I often had people in the favela say to me, "Zezinho, you should be a tour guide, you love Rocinha so much and you would represent our favela in a good way". This made me think but I had to do more thinking about what actually these guides do. Where are they from? Where do they get their information? in 2007, I was working up selling my t-shirts in the art stalls and I over heard a tour guide who is not from Rocinha give incorrect information about the community. This immediately upset me and I repeated to the other artists what this guide said and it was the start of something. I was angered that an outsider could come inside our favela and tell lies about us. How can they do this? and why?
Selling my t-shirts at the top of Rocinha before I became a tour guide full time!
So, I started seriously thinking about how I could become a guide who can show the favela in an honest way. I already knew a lot about living here but I wanted to get more history about Rocinha and details about the public services and growth of the community. I went on a few tours with other guides from the favela but I felt their tours were rushed and not as much details given. I wanted something different.
I had seen the Jeep tours, the van tours which seemed distant and no connection to the place. I overheard one guide, not from Rocinha, tell a group of tourists, NOT to talk to the locals. WTF??? This was one thing I would definately change. I know a lot of people here and promote interaction between the tourists and the locals. This creates more of a friendly experience and showing the favela in a friendly way. The idea is to make a visit to the favela, rather than a tour. I want my guests to be relaxed and feel welcome in the place that I love.
I spoke to many elders, friends, family about life experiences in Rocinha. I went to the CEDAE building and asked them when the water pumping station was built. I asked about when the main road was asfalted and when the electricity came and much more. In the beginning if I didnt know the answer to something I would write down the question and find out the answer and send the tourist the accurate answer. I hated not knowing something but I didnt want to give false information either.
I first started off showing friends around the community as a test run. I did this for about 6 months. I found the routes that fit everybody's fitness level and set out on perfecting my spots of where I would stop and talk to the guests. In the favela sidewalks and alley ways are tight spaces, so I would try to find more open spaces to have discussions.
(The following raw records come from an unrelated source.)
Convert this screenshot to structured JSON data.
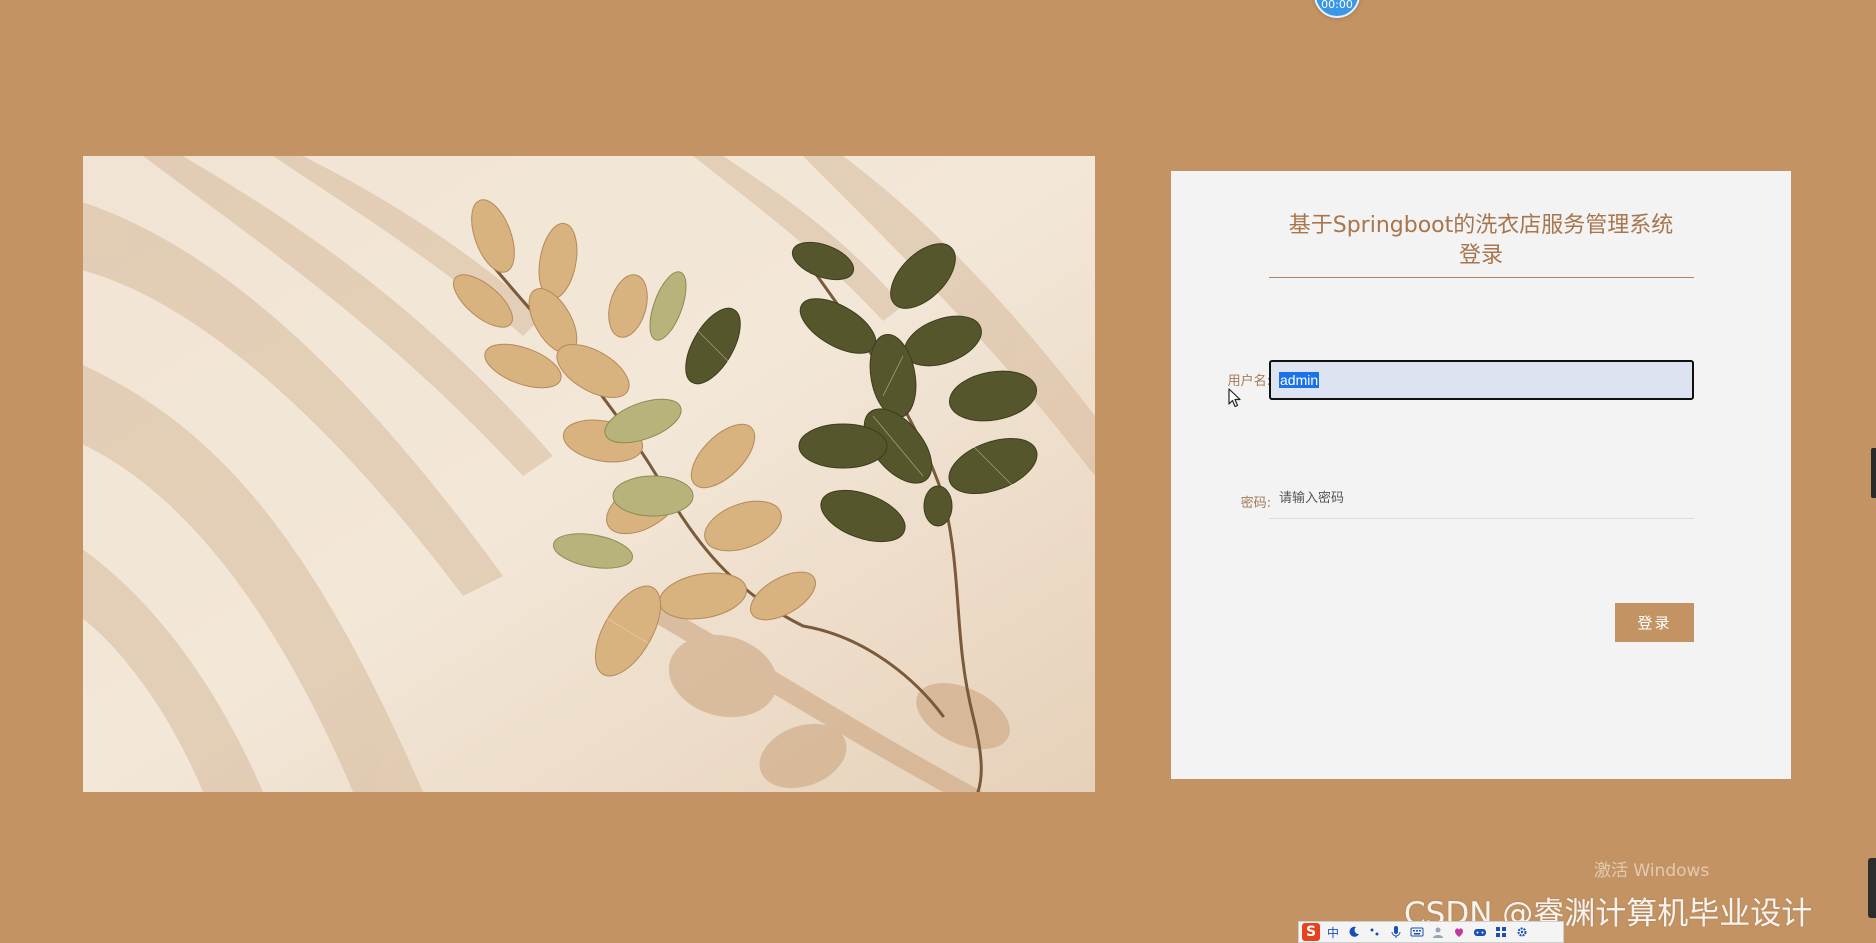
{
  "timer": {
    "label": "00:00"
  },
  "login": {
    "title_line1": "基于Springboot的洗衣店服务管理系统",
    "title_line2": "登录",
    "username_label": "用户名:",
    "username_value": "admin",
    "password_label": "密码:",
    "password_placeholder": "请输入密码",
    "submit_label": "登录"
  },
  "watermarks": {
    "activate_windows": "激活 Windows",
    "csdn": "CSDN @睿渊计算机毕业设计"
  },
  "ime_toolbar": {
    "logo": "S",
    "mode": "中",
    "items": [
      "moon-icon",
      "punctuation-icon",
      "microphone-icon",
      "keyboard-icon",
      "user-icon",
      "skin-icon",
      "game-icon",
      "grid-icon",
      "settings-icon"
    ]
  },
  "colors": {
    "background": "#c49363",
    "card": "#f3f3f3",
    "accent": "#c49363",
    "title": "#a8754c",
    "selection": "#1a73e8"
  }
}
The first thing is respect of my fellow residents. I did not want my guests to in anyway inhibit residents ability to do something. So, I always find enough room to keep everybody happy. The second thing in terms of respect is about photographs and what people can take pictures of. Most people dont want to feel like an animal in a zoo. I know if I had people sticking a camera in my face, I would be suspect too. Now with the internet, people are more concerned with their image being plastered on some strange website.
In 2008, things started forming nicely. I had still been going back and forth to the US for work and when I was in Rocinha, I was still selling t-shirts and would make about 2 tours a week. I was surviving. I learnedfrom many people both in Rocinha and the US about how to market, getting an identity online. In early 2009 was the year I finally had enough money to get a website. I had a basic website made and I spread the word quickly about my plan.